Doesn't every game still make shortcut to desktop ?
Having a centralized place for games is still a good idea. Granted, it's not particularly important, but it is a good idea.
Is there really need for this. Just look what you buy for yours kid and what they buy for it too. Is it so hard to do ?
Parental controls aren't for games you buy your kid; they're for games you buy yourself
and that you don't want your kid to be playing. Just like parental controls for DVDs and so forth; you prevent your children from watching something you'd rather that they didn't, while still allowing yourself to do so when they're not around.
How many games there are that really outshine their Dx9 modes in Dx10 today?
Honestly, DX10 isn't so much about the API or the capabilities of the hardware as a fundamental new Vista-style Windows Graphics Driver. Pre-Vista, Windows could not guarantee the contents of video memory if you switched applications; that's why if you leave a game that's running and come back, odds are it will take a long time to task switch back into it. It's doing more than just memory paging; it is actually loading every texture and mesh back into video memory. Vista drivers provide hooks that allow Windows Vista to manage video memory and page it in/out as needed on a per-process basis.
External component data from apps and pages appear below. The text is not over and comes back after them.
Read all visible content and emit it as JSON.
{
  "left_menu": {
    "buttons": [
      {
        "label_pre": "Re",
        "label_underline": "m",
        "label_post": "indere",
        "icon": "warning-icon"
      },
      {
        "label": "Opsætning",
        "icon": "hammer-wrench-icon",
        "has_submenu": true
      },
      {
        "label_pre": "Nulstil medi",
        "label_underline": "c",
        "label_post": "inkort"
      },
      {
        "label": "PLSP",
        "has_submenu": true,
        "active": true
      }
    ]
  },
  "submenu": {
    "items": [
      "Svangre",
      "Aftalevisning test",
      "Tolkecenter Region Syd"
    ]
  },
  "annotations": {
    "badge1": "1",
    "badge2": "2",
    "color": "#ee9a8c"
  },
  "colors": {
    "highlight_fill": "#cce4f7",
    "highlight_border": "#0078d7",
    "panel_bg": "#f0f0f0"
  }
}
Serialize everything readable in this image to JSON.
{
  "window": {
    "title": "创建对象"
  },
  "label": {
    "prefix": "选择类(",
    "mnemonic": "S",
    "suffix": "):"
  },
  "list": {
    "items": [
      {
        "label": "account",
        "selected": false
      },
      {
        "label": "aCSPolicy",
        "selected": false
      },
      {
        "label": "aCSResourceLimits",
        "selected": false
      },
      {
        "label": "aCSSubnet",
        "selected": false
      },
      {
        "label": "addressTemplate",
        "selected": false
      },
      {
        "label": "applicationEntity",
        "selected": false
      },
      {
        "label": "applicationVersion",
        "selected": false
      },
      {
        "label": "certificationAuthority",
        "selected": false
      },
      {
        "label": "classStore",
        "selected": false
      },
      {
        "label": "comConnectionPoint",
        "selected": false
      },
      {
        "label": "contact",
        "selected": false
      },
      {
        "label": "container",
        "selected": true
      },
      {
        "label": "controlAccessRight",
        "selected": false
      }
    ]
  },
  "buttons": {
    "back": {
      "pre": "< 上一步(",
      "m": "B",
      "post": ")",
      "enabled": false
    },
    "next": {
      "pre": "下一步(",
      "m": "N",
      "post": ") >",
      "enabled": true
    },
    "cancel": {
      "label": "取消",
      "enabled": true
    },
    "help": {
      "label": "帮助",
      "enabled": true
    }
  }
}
So Vista can actually guarantee video memory to applications.
#5 is, of course, nonsense.
Vista is just halfbaked Os.
No, it isn't. Vista's biggest problem (besides the system requirements for Aero) is the fact that XP is just so good. Vista isn't worse than XP; it simply isn't that much better
for most things.
Does Windows Vista still force to do new activation if you change your computer parts?
Depends on which parts you change. Usually, no. If you change CPUs and motherboards, it may
. Then again, it may not.
BTW, reactivation is just a phone call, and toll-free to boot. Considering that you just did a processor/motherboard/etc swap, adding a phone call to that isn't particularly onerous.
And XP does the same thing, so its not like you're avoiding anything by sticking with XP.
WGA does, very occasionally, come back with a false positive, which means that Windows thinks you've pirated it and therefore stops working nicely. That typically requires a phone call as well to resolve.
BTW, on the first page, someone mentioned:
3) No unsigned drivers in 64 bit edition
In fact, this is a very good
thing. 99.9% of all system crashes in stable OS's like XP or Vista come not from the OS itself, but crappy drivers. Sound drivers (hello, Creative Labs) are the #1 culprit, which is why Vista no longer supports DirectSound through hardware. Requiring that drivers be signed ensures that the drivers are of at least reasonable quality and that Microsoft has tested them for reasonable robustness.
Microsoft knows that nobody blames drivers for problems that drivers cause; they blame Microsoft. If Windows hard crashes, Microsoft is to blame. And since crappy drivers are the result of 3rd party developers, Microsoft has decided to impose some penalty on crappy driver writers. Like not being able to work in 64-bit Vista. Creative Labs, due to their habit of making absolutely atrocious drivers, got kicked out entirely.
Microsoft is simply putting the blame for instability (and onus to repair) where it belongs. No need to fault them for that.